A faithful copy of the entries is required, with no images in it.

(Material provided Opens)

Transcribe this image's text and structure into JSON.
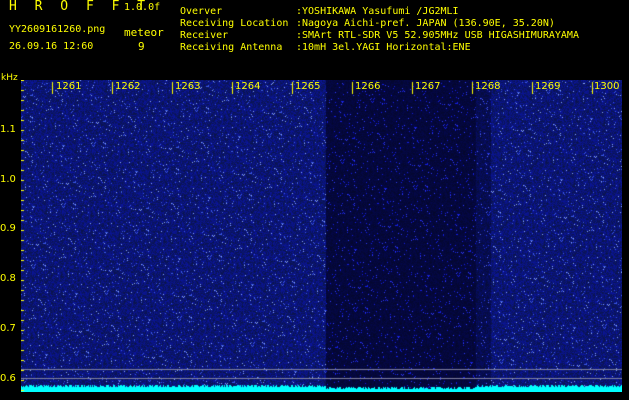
{
  "header": {
    "app_title": "H R O F F T",
    "app_version": "1.0.0f",
    "filename": "YY2609161260.png",
    "datetime": "26.09.16 12:60",
    "meteor_label": "meteor",
    "meteor_count": "9"
  },
  "info": [
    {
      "key": "Overver",
      "value": ":YOSHIKAWA Yasufumi /JG2MLI"
    },
    {
      "key": "Receiving Location",
      "value": ":Nagoya Aichi-pref. JAPAN (136.90E, 35.20N)"
    },
    {
      "key": "Receiver",
      "value": ":SMArt RTL-SDR V5 52.905MHz USB HIGASHIMURAYAMA"
    },
    {
      "key": "Receiving Antenna",
      "value": ":10mH 3el.YAGI Horizontal:ENE"
    }
  ],
  "axis": {
    "y_unit": "kHz",
    "y_ticks": [
      "1.1",
      "1.0",
      "0.9",
      "0.8",
      "0.7",
      "0.6"
    ],
    "x_ticks": [
      "1261",
      "1262",
      "1263",
      "1264",
      "1265",
      "1266",
      "1267",
      "1268",
      "1269",
      "1300"
    ]
  },
  "colors": {
    "text": "#ffff00",
    "background": "#000000",
    "spectrogram_base": "#1a2a8c",
    "baseline": "#00ffff",
    "gridline": "#8080a0"
  }
}
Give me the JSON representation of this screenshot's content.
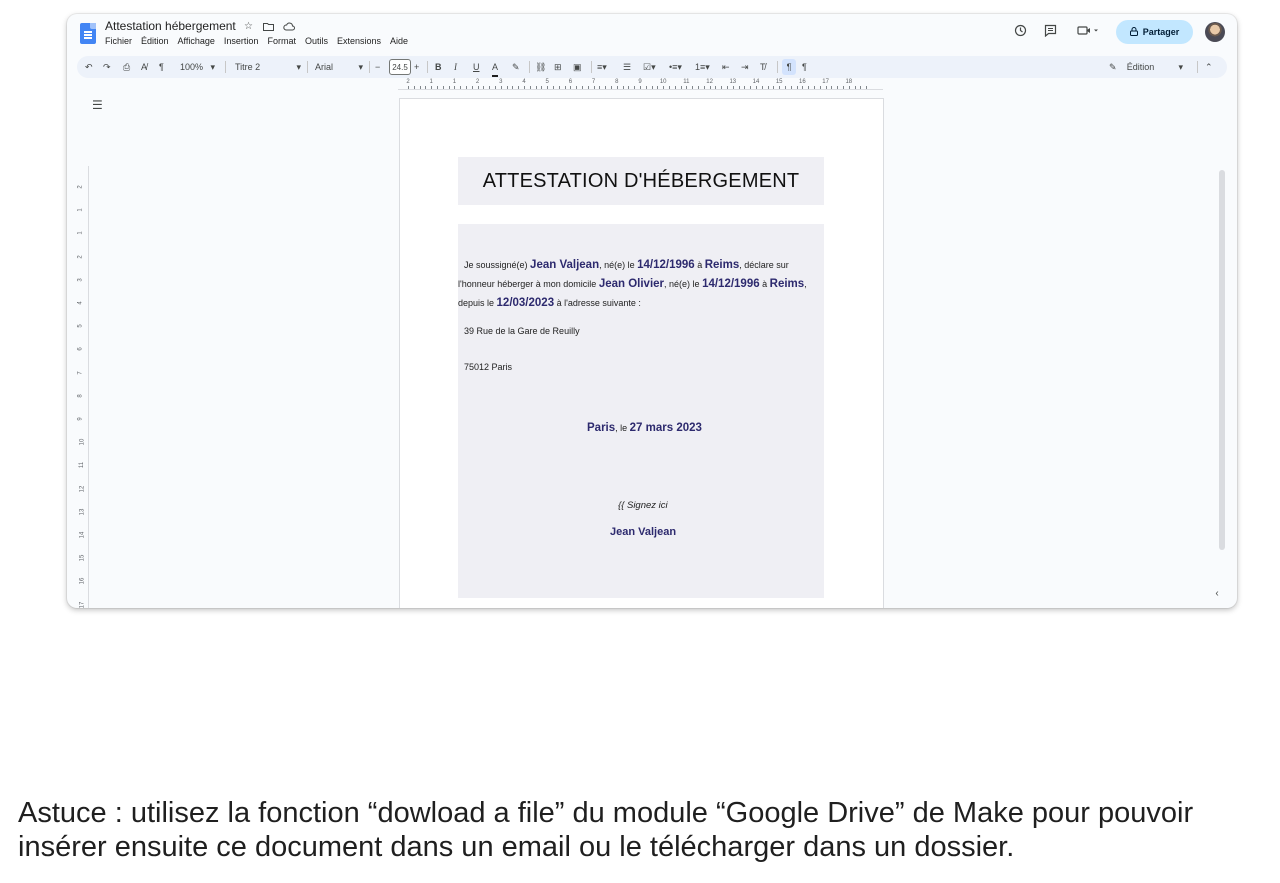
{
  "app": {
    "doc_title": "Attestation hébergement",
    "menu": [
      "Fichier",
      "Édition",
      "Affichage",
      "Insertion",
      "Format",
      "Outils",
      "Extensions",
      "Aide"
    ],
    "share_label": "Partager",
    "mode_label": "Édition"
  },
  "toolbar": {
    "zoom": "100%",
    "style": "Titre 2",
    "font": "Arial",
    "font_size": "24.5",
    "minus": "−",
    "plus": "+"
  },
  "ruler": {
    "numbers": [
      "2",
      "1",
      "1",
      "2",
      "3",
      "4",
      "5",
      "6",
      "7",
      "8",
      "9",
      "10",
      "11",
      "12",
      "13",
      "14",
      "15",
      "16",
      "17",
      "18"
    ],
    "vnumbers": [
      "2",
      "1",
      "1",
      "2",
      "3",
      "4",
      "5",
      "6",
      "7",
      "8",
      "9",
      "10",
      "11",
      "12",
      "13",
      "14",
      "15",
      "16",
      "17",
      "18",
      "19"
    ]
  },
  "document": {
    "heading": "ATTESTATION D'HÉBERGEMENT",
    "l1_a": "Je soussigné(e) ",
    "l1_name": "Jean Valjean",
    "l1_b": ", né(e) le ",
    "l1_date": "14/12/1996",
    "l1_c": " à ",
    "l1_city": "Reims",
    "l1_d": ", déclare sur",
    "l2_a": "l'honneur héberger à mon domicile ",
    "l2_name": "Jean Olivier",
    "l2_b": ", né(e) le ",
    "l2_date": "14/12/1996",
    "l2_c": " à ",
    "l2_city": "Reims",
    "l2_d": ",",
    "l3_a": "depuis le ",
    "l3_date": "12/03/2023",
    "l3_b": " à l'adresse suivante :",
    "address_street": "39 Rue de la Gare de Reuilly",
    "address_city": "75012 Paris",
    "place": "Paris",
    "place_sep": ", le ",
    "date": "27 mars 2023",
    "signature_placeholder": "{{ Signez ici",
    "signature_name": "Jean Valjean"
  },
  "caption": "Astuce : utilisez la fonction “dowload a file” du module “Google Drive” de Make pour pouvoir insérer ensuite ce document dans un email ou le télécharger dans un dossier.",
  "colors": {
    "accent": "#4285f4",
    "share_bg": "#c2e7ff",
    "highlight_text": "#2d2a6e",
    "box_bg": "#efeff4"
  }
}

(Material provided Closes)

Result:
Transcribe this image's text and structure into JSON.
{
  "header": {
    "app_title": "H R O F F T",
    "app_version": "1.0.0f",
    "filename": "YY2609161260.png",
    "datetime": "26.09.16 12:60",
    "meteor_label": "meteor",
    "meteor_count": "9"
  },
  "info": [
    {
      "key": "Overver",
      "value": ":YOSHIKAWA Yasufumi /JG2MLI"
    },
    {
      "key": "Receiving Location",
      "value": ":Nagoya Aichi-pref. JAPAN (136.90E, 35.20N)"
    },
    {
      "key": "Receiver",
      "value": ":SMArt RTL-SDR V5 52.905MHz USB HIGASHIMURAYAMA"
    },
    {
      "key": "Receiving Antenna",
      "value": ":10mH 3el.YAGI Horizontal:ENE"
    }
  ],
  "axis": {
    "y_unit": "kHz",
    "y_ticks": [
      "1.1",
      "1.0",
      "0.9",
      "0.8",
      "0.7",
      "0.6"
    ],
    "x_ticks": [
      "1261",
      "1262",
      "1263",
      "1264",
      "1265",
      "1266",
      "1267",
      "1268",
      "1269",
      "1300"
    ]
  },
  "colors": {
    "text": "#ffff00",
    "background": "#000000",
    "spectrogram_base": "#1a2a8c",
    "baseline": "#00ffff",
    "gridline": "#8080a0"
  }
}
Give me the JSON representation of this screenshot's content.
{
  "app": {
    "doc_title": "Attestation hébergement",
    "menu": [
      "Fichier",
      "Édition",
      "Affichage",
      "Insertion",
      "Format",
      "Outils",
      "Extensions",
      "Aide"
    ],
    "share_label": "Partager",
    "mode_label": "Édition"
  },
  "toolbar": {
    "zoom": "100%",
    "style": "Titre 2",
    "font": "Arial",
    "font_size": "24.5",
    "minus": "−",
    "plus": "+"
  },
  "ruler": {
    "numbers": [
      "2",
      "1",
      "1",
      "2",
      "3",
      "4",
      "5",
      "6",
      "7",
      "8",
      "9",
      "10",
      "11",
      "12",
      "13",
      "14",
      "15",
      "16",
      "17",
      "18"
    ],
    "vnumbers": [
      "2",
      "1",
      "1",
      "2",
      "3",
      "4",
      "5",
      "6",
      "7",
      "8",
      "9",
      "10",
      "11",
      "12",
      "13",
      "14",
      "15",
      "16",
      "17",
      "18",
      "19"
    ]
  },
  "document": {
    "heading": "ATTESTATION D'HÉBERGEMENT",
    "l1_a": "Je soussigné(e) ",
    "l1_name": "Jean Valjean",
    "l1_b": ", né(e) le ",
    "l1_date": "14/12/1996",
    "l1_c": " à ",
    "l1_city": "Reims",
    "l1_d": ", déclare sur",
    "l2_a": "l'honneur héberger à mon domicile ",
    "l2_name": "Jean Olivier",
    "l2_b": ", né(e) le ",
    "l2_date": "14/12/1996",
    "l2_c": " à ",
    "l2_city": "Reims",
    "l2_d": ",",
    "l3_a": "depuis le ",
    "l3_date": "12/03/2023",
    "l3_b": " à l'adresse suivante :",
    "address_street": "39 Rue de la Gare de Reuilly",
    "address_city": "75012 Paris",
    "place": "Paris",
    "place_sep": ", le ",
    "date": "27 mars 2023",
    "signature_placeholder": "{{ Signez ici",
    "signature_name": "Jean Valjean"
  },
  "caption": "Astuce : utilisez la fonction “dowload a file” du module “Google Drive” de Make pour pouvoir insérer ensuite ce document dans un email ou le télécharger dans un dossier.",
  "colors": {
    "accent": "#4285f4",
    "share_bg": "#c2e7ff",
    "highlight_text": "#2d2a6e",
    "box_bg": "#efeff4"
  }
}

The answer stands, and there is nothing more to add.